Israel has confirmed that it conducted a military raid in 2007 against what was believed to be a nuclear reactor in Syria. The Israeli government declassified a report detailing the discovery and destruction of the nuclear reactor on March 21 after over a decade of secrecy.
The stealth operation occurred over four hours from September 5 to September 6 in 2007. A total of eight F-15 and F-16 fighter jets bombed a nuclear facility in Deir Al-Zor, Syria, about 450 kilometers north of Damascus. Seventeen tons of explosives were dropped over the nuclear core, completely destroying the reactor.
According to Israeli intelligence at the time, the reactor was constructed in Syria with the help of North Korea and was mere months away from activation. The intelligence predicted that the reactor would be operational by the end of 2007.

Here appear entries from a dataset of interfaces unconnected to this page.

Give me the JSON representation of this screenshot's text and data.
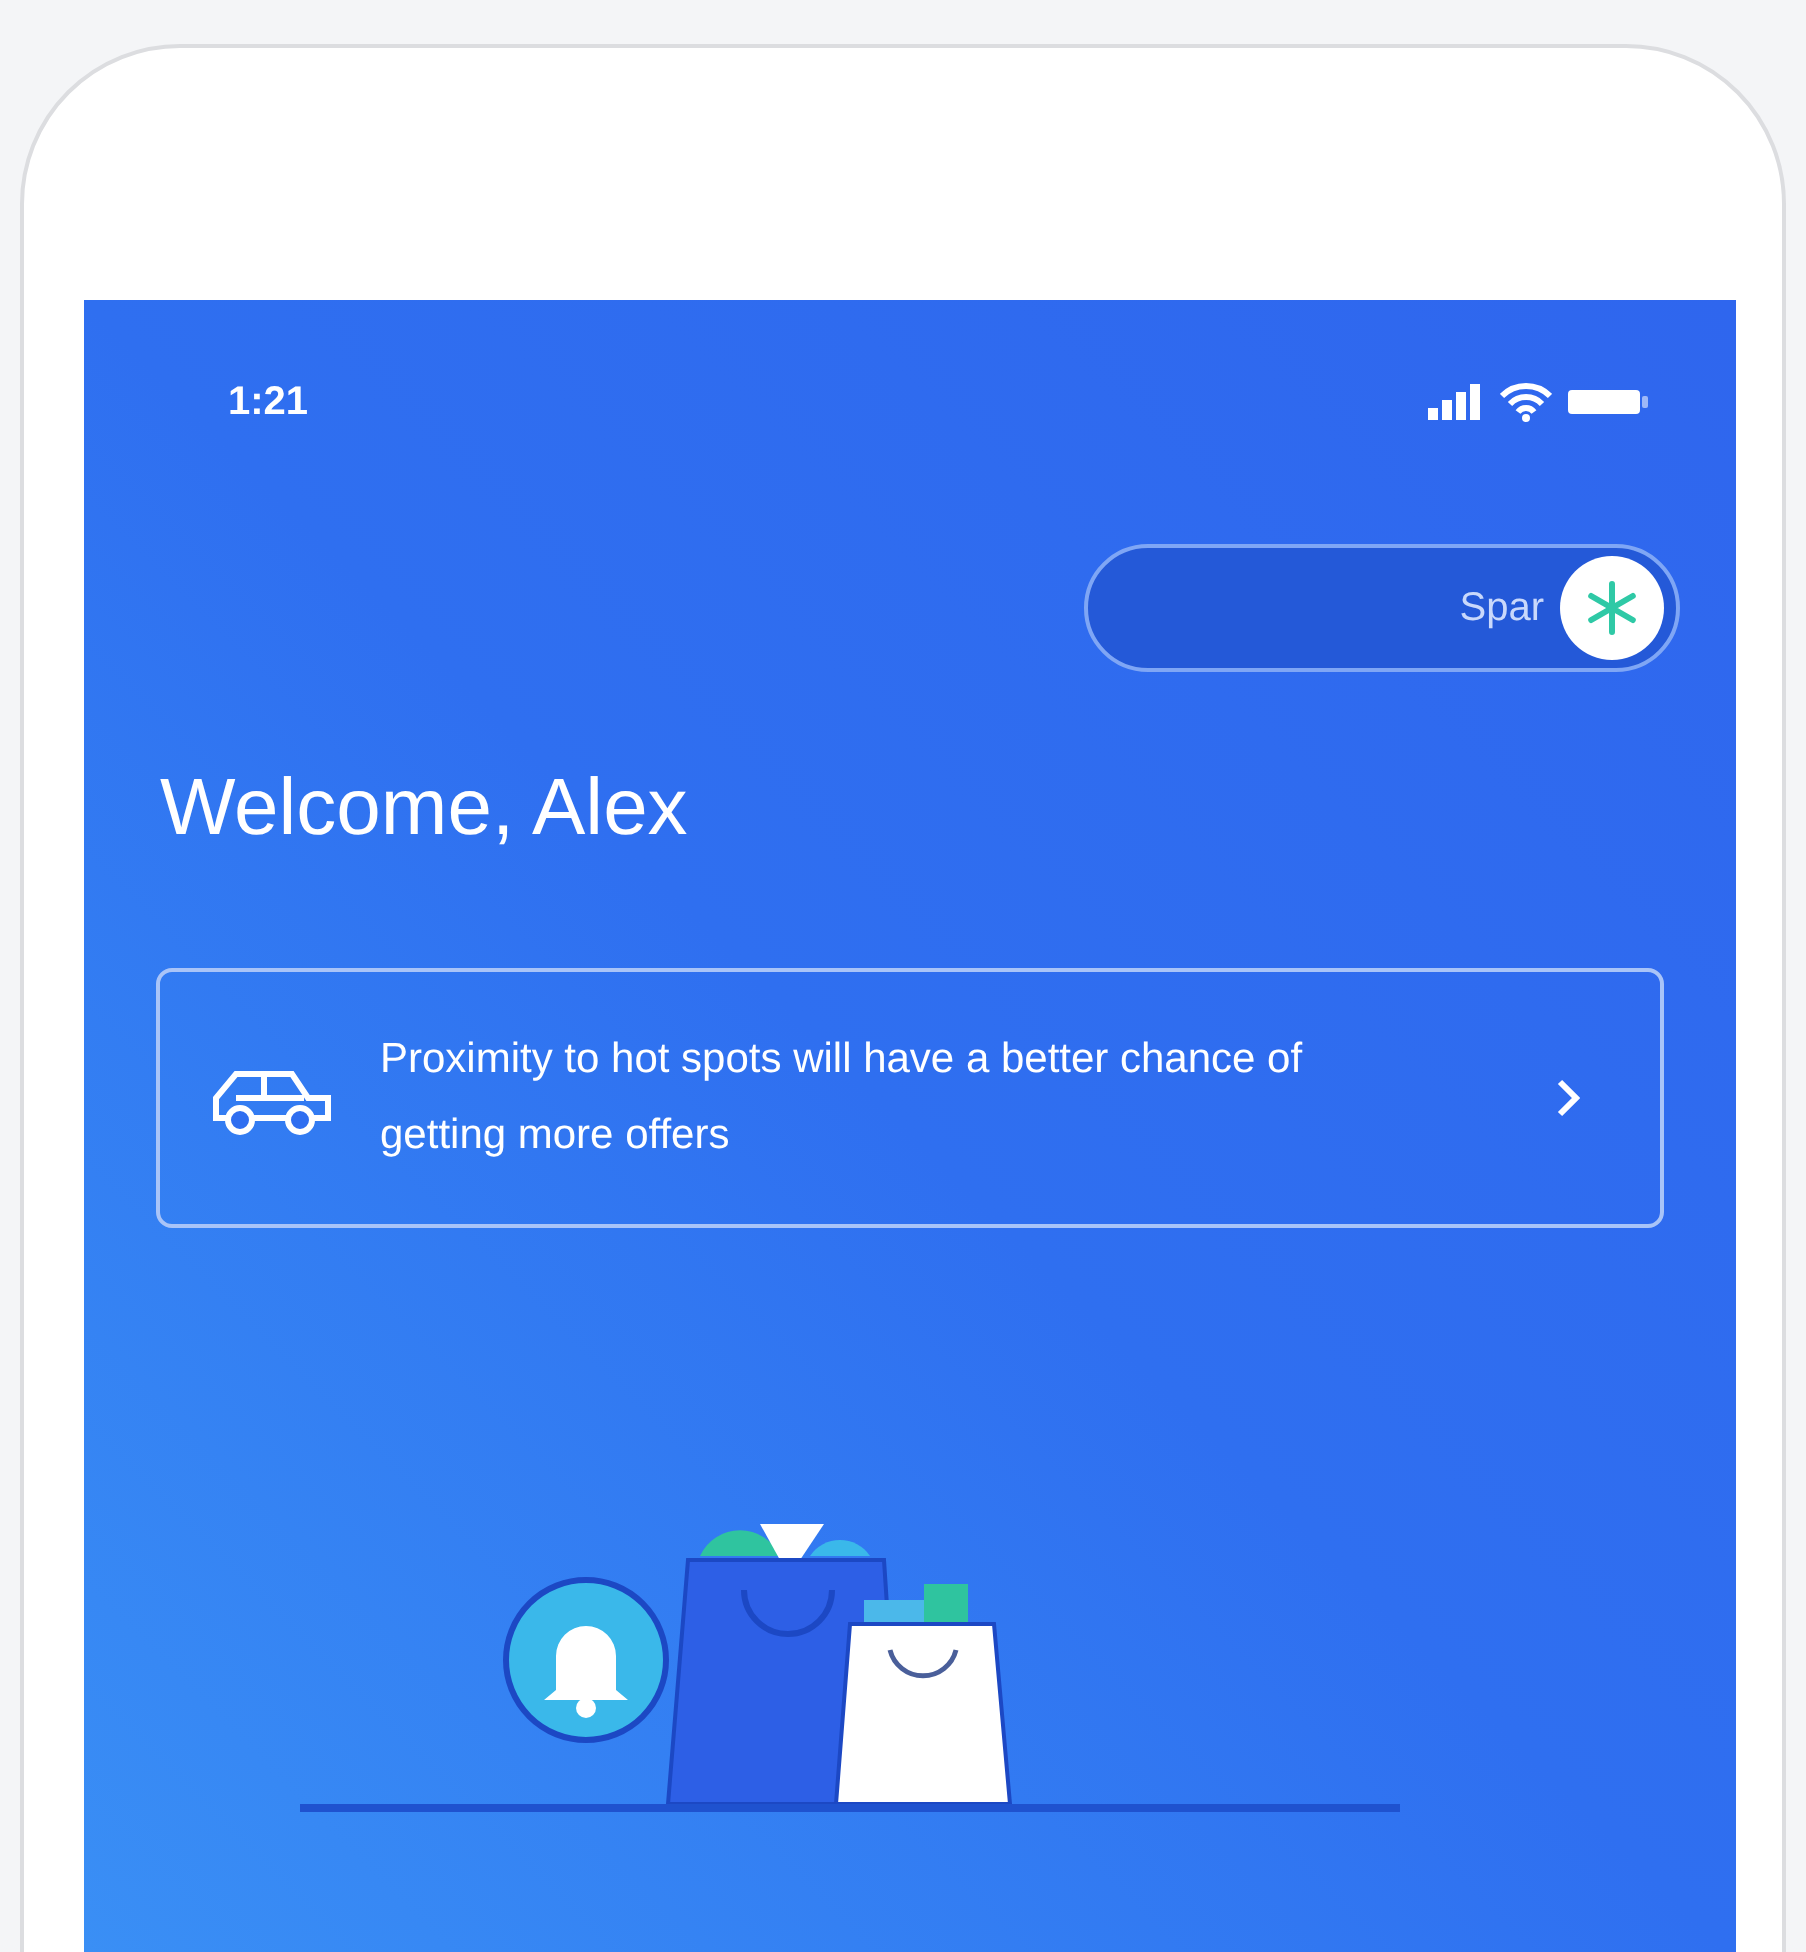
{
  "status_bar": {
    "time": "1:21"
  },
  "toggle": {
    "label": "Spar",
    "on": true
  },
  "greeting": "Welcome, Alex",
  "tip": {
    "text": "Proximity to hot spots will have a better chance of getting more offers"
  }
}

Although it was well-known that the strike occurred, it was kept under a gag order by the Israeli government for 11 years that forbade Israeli media from publishing any details about the operation. Israel did not acknowledge the attack at the time so as not to provoke Syrian President Bashar Al-Assad into seeking retaliation.
Since being declassified, the report has made cockpit footage, photographs, and intelligence documents about the airstrike available to the public. This has prompted speculation about the timing of the declassification.
Some analysts consider the declassification to be a warning to Iran that Israel will not allow it to continue developing its nuclear capabilities and a hint that Israel is prepared to strike like this again. Others have pointed out that the action coincides with the release of the memoir of Ehud Olmert, who was Israel’s prime minister at the time of the air strike.
“The message from the attack on the nuclear reactor in 2007 is that the State of Israel will not allow the establishment of capabilities that threaten Israel’s existence. This was our message in 2007, this remains our message today and will continue to be our message in the near and distant future,” said Gadi Eizenkot, the Israeli army’s chief of staff.